Digitizing an object usually means firing up a CAD program and keeping the calipers handy, or using a 3D scanner to create a point cloud representing an object’s surfaces. [Dzl] took an entirely different approach with his DIY manual 3D digitizer, a laser-cut and 3D printed assembly that uses rotary encoders to create a turntable with an articulated “probe arm” attached.
Each joint of the arm is also an encoder, and by reading the encoder values and applying a bit of trigonometry, the relative position of the arm’s tip can be known at all times. Manually moving the tip of the arm from point to point on an object therefore creates measurements of that object. [Dzl] successfully created a prototype to test the idea, and the project files are available on GitHub.
We remember the earlier version of this project and it’s great to see how it’s been updated with improvements like the addition of a turntable with an encoder.
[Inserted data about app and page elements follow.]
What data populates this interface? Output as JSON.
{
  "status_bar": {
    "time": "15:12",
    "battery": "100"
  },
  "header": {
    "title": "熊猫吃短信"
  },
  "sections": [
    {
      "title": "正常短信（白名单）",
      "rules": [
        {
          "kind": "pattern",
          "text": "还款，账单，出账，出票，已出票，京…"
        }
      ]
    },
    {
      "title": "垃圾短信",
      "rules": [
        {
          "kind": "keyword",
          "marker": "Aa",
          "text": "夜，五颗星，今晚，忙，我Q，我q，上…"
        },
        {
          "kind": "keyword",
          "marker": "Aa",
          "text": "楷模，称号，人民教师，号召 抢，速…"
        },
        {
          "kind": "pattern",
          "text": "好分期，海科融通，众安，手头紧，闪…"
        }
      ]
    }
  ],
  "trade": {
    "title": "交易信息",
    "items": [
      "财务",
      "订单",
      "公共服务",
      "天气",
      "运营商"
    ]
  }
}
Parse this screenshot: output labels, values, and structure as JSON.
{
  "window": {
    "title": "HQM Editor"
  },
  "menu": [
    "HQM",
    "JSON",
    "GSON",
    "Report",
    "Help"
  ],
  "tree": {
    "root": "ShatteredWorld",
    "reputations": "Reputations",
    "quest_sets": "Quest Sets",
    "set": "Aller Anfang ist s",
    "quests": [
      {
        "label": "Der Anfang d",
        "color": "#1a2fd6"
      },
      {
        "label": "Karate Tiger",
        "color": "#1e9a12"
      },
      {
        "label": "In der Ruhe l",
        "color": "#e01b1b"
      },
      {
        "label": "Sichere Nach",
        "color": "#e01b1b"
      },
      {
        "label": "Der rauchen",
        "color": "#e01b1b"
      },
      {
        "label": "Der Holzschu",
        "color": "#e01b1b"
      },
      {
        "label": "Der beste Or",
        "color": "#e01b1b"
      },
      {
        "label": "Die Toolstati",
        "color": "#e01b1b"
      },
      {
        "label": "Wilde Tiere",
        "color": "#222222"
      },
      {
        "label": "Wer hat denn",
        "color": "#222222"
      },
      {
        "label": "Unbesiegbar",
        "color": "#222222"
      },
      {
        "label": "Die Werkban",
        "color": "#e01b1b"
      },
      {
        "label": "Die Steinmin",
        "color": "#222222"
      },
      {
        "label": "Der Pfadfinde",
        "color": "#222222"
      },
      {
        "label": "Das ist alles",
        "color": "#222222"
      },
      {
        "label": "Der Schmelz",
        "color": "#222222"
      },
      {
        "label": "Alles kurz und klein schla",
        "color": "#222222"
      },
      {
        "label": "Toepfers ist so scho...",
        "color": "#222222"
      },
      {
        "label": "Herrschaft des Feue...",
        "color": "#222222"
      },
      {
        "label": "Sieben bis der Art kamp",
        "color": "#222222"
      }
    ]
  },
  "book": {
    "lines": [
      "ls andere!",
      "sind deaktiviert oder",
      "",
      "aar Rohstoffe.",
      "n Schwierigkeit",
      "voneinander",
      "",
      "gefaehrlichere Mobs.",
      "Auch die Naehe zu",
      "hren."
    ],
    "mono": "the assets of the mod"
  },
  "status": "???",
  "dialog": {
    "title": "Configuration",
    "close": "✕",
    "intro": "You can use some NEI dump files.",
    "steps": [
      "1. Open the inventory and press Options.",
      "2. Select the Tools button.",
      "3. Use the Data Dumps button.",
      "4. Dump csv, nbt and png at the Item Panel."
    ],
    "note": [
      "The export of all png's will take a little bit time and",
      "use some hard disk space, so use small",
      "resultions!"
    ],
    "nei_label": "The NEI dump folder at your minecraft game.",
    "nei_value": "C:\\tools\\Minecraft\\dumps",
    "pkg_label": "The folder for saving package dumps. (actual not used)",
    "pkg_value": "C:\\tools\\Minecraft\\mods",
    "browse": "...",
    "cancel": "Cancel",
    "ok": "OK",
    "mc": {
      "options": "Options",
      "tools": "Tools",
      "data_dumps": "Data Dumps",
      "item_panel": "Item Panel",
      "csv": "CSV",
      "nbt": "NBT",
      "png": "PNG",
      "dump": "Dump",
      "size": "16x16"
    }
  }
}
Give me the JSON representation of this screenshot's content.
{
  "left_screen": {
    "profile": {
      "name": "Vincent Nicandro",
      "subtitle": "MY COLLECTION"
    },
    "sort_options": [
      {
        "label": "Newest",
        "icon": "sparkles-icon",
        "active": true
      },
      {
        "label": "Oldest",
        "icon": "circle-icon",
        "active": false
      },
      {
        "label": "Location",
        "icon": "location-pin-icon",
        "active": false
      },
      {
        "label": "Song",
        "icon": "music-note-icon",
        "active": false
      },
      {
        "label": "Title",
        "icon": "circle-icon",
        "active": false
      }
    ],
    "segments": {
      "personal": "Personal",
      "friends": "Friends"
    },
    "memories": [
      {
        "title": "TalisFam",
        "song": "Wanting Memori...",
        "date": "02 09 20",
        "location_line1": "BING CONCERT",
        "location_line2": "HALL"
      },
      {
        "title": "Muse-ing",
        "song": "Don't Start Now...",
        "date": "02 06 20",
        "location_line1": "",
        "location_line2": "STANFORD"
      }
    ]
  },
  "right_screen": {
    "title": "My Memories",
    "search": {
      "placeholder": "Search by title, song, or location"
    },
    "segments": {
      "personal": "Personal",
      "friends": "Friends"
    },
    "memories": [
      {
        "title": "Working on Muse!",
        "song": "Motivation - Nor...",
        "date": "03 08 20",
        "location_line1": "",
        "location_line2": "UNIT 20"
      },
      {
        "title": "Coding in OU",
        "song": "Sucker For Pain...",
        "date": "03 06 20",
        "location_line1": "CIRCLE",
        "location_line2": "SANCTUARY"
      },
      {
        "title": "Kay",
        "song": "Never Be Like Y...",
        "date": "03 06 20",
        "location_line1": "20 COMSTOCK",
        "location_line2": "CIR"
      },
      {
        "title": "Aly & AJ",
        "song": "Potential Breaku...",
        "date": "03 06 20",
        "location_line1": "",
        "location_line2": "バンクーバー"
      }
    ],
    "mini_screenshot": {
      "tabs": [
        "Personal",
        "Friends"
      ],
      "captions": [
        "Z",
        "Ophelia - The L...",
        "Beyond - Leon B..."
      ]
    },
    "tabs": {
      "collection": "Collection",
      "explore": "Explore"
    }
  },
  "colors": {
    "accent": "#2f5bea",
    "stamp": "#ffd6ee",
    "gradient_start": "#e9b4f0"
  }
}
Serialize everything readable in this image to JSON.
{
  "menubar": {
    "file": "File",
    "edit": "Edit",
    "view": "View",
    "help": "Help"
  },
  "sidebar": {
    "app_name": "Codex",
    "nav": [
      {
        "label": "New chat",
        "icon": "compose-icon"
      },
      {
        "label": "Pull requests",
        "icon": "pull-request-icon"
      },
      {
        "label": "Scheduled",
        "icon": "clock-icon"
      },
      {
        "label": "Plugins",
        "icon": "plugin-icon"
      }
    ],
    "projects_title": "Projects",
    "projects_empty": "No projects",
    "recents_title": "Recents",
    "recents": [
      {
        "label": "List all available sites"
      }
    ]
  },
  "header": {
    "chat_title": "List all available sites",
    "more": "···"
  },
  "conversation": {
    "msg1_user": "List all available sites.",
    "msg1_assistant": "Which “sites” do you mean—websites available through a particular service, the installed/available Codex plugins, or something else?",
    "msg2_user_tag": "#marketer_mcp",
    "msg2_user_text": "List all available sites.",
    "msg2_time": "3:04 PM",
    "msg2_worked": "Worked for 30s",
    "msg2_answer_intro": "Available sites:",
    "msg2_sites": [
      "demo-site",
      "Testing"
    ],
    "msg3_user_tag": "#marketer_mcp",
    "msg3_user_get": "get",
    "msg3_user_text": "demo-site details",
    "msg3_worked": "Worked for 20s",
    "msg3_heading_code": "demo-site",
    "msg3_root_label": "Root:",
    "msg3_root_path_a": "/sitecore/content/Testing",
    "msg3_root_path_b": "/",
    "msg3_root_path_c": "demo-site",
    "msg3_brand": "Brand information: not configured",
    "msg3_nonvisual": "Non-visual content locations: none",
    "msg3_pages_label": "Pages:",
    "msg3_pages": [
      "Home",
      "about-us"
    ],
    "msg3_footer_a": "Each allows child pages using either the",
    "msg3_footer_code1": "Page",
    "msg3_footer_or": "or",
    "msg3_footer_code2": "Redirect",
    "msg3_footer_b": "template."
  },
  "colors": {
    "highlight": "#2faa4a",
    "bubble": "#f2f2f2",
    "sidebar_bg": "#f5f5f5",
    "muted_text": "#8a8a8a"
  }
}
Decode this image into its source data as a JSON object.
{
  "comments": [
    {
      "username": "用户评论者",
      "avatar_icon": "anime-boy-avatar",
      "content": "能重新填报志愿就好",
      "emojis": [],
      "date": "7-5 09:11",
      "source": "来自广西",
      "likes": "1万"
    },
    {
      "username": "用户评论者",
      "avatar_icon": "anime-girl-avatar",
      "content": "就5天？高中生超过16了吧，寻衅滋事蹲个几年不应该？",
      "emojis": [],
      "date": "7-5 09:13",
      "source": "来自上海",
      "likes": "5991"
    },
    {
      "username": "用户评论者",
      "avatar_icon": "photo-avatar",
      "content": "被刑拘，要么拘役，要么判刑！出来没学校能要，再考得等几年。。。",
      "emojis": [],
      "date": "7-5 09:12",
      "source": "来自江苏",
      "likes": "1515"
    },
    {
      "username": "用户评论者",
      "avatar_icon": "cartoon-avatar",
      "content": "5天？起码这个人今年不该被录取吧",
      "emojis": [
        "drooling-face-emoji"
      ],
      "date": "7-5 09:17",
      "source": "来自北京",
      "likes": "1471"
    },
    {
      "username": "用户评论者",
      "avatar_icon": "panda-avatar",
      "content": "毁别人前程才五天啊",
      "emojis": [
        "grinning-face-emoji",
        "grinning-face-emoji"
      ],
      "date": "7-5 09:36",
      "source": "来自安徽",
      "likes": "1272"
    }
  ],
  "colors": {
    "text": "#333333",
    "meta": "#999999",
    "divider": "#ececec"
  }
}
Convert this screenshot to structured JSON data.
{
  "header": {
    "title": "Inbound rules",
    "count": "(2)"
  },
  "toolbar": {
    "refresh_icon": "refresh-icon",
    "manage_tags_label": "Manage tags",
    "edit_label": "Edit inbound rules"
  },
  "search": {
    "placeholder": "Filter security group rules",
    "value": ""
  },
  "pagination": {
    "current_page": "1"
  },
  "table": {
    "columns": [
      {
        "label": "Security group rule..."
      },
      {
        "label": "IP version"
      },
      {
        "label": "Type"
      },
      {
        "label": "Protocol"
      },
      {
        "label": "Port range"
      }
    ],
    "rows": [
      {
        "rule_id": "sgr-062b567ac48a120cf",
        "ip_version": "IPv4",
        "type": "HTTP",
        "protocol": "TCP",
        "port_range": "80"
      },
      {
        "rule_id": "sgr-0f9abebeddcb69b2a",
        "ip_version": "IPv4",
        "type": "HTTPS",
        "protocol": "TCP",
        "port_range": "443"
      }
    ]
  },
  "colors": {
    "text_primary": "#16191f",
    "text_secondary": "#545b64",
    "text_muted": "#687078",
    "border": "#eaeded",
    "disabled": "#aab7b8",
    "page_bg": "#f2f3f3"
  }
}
DIY 3D digitizing takes all kinds of approaches, and one example was this unit that used four Raspberry Pi Zeros and four cameras to generate high quality 3D scans.